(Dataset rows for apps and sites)
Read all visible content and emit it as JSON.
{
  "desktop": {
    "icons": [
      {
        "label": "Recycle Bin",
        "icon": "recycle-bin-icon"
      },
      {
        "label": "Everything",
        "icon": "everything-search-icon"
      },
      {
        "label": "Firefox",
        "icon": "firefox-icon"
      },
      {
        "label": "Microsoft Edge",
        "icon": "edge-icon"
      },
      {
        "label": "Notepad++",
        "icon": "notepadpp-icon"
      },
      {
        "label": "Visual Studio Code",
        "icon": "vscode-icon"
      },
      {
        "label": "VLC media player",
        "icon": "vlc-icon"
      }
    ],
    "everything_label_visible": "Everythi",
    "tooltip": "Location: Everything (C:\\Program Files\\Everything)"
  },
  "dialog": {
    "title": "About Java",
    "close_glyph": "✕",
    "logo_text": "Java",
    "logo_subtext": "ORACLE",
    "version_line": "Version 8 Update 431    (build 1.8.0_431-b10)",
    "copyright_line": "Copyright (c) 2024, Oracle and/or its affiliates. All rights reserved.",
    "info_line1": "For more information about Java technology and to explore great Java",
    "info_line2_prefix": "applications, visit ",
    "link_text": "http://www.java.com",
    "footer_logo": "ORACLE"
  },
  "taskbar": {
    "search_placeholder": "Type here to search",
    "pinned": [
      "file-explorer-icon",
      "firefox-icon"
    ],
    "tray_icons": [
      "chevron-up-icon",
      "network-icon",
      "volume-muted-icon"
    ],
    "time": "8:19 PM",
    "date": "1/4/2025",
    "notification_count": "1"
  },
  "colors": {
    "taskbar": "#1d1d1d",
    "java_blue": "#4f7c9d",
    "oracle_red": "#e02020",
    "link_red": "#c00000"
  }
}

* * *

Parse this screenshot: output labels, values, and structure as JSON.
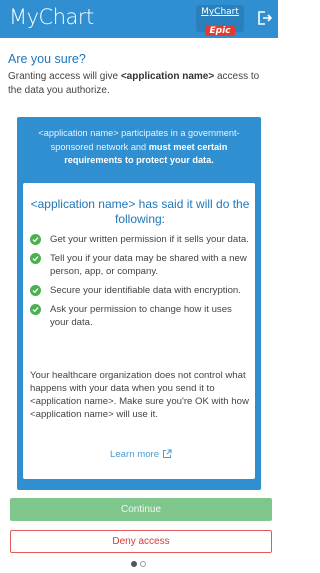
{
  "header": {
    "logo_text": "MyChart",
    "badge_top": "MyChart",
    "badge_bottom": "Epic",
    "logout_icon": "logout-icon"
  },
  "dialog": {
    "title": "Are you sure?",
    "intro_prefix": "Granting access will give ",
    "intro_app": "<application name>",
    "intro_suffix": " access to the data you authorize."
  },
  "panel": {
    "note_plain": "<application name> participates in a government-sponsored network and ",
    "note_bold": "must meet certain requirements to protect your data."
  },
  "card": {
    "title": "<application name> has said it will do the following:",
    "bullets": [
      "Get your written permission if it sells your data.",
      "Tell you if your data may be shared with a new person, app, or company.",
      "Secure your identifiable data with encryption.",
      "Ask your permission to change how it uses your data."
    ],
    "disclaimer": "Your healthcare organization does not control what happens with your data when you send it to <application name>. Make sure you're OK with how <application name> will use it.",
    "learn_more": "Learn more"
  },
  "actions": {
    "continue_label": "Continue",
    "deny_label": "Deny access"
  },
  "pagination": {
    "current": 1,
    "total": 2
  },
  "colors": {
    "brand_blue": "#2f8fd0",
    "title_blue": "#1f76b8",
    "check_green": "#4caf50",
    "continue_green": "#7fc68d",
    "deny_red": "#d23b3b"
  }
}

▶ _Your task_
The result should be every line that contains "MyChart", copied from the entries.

▶ _Result_
    "logo_text": "MyChart",
    "badge_top": "MyChart",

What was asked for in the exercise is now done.